before he picks up the hammer
and wonders where to throw.
When she looks at you,
holds out a hand, does she realize
what she is asking?
Does she see how deeply
your memories of him
wrap around your spine
with their greedy long limbs,
claiming tailbone, your tongue,
your skin too sweaty to grasp?
In “Story of My Name,” Choi Wild unpacks the often insurmountable challenge that non-Korean speakers, including their wife, face when attempting to pronounce her first name, “Arhm,” finding they (Choi Wild) allow themselves to “deny / my parents’ immigrant ignorance / and the culture that lets / me be luck and hug and beautiful.” Yet Choi Wild observes “this woman I love mimicking the sound of it,” asking at the end of the poem “why am I falling more in love / with the woman listening so intently / to the way my mother commands my name? // I must convince her it’s ok / if she doesn’t say it right // but I must admit / I am so happy when she does.”
This happiness is at the core of Cut to Bloom, making it a far more uplifting collection of poems than this review may suggest. The joy expressed throughout counterpoints without erasing the unhappiness in Choi Wild’s past, an unhappiness that has been shaped by the sorrows suffered by their parents and the country they left to give Choi Wild and their sisters the chance of a better life—in Choi Wild’s case, to be Korean American, female, and queer.
REVIEWED BY JOHN BARTON
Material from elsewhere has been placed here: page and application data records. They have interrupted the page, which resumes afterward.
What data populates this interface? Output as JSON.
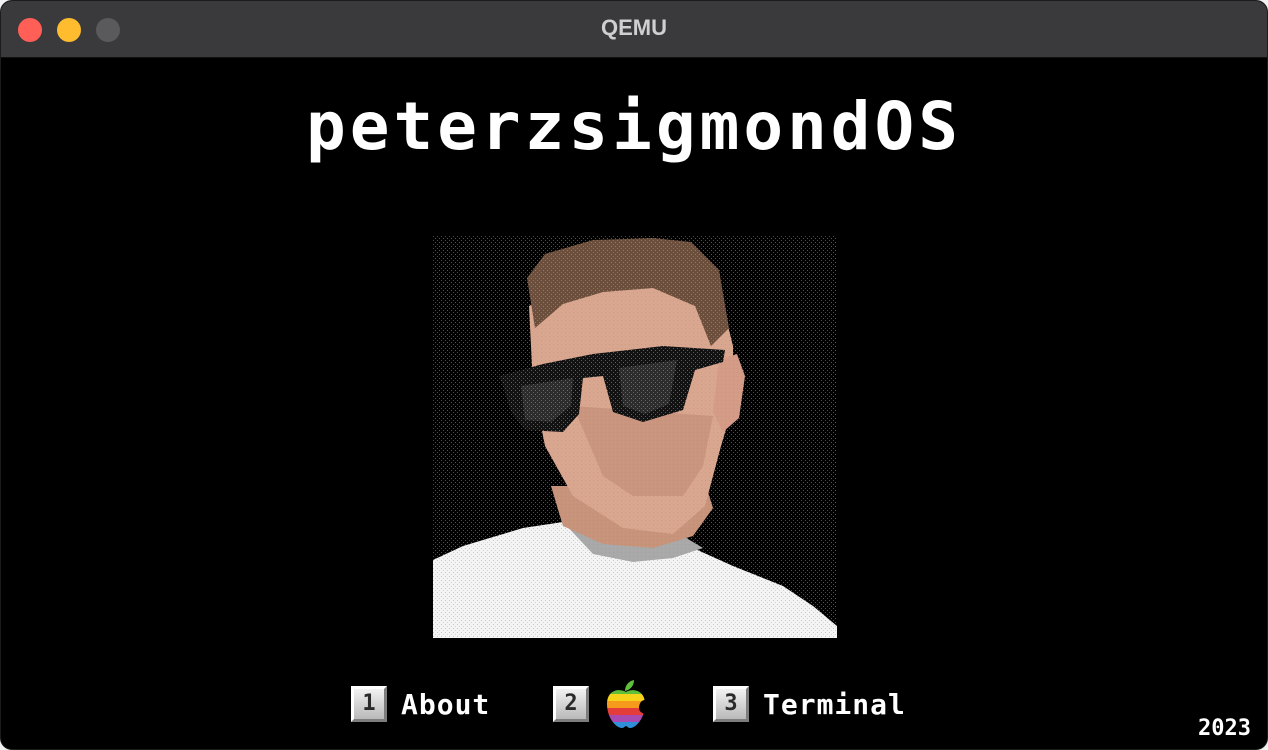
{
  "window": {
    "title": "QEMU"
  },
  "os": {
    "title": "peterzsigmondOS",
    "year": "2023"
  },
  "menu": {
    "items": [
      {
        "key": "1",
        "label": "About"
      },
      {
        "key": "2",
        "icon": "rainbow-apple-icon"
      },
      {
        "key": "3",
        "label": "Terminal"
      }
    ]
  },
  "colors": {
    "titlebar": "#3a3a3c",
    "screen_bg": "#000000",
    "close": "#ff5f57",
    "minimize": "#febc2e",
    "maximize_disabled": "#5a5a5c"
  }
}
John's twenty-eight books, chapbooks, and anthologies include Polari, Seminal: The Anthology of Canada’s Gay Male Poets, We Are Not Avatars: Essays, Memoirs, Manifestos, and The Essential Douglas LePan, which won a 2020 eLit Award. His twelfth collection of poems, Lost Family: A Memoir, a book of sonnets, was published in September by Signal Editions. The Porcupine’s Quill published The Essential Derk Wynand in October 2020. He lives in Victoria, BC, Canada, where he is the city’s first queer poet laureate.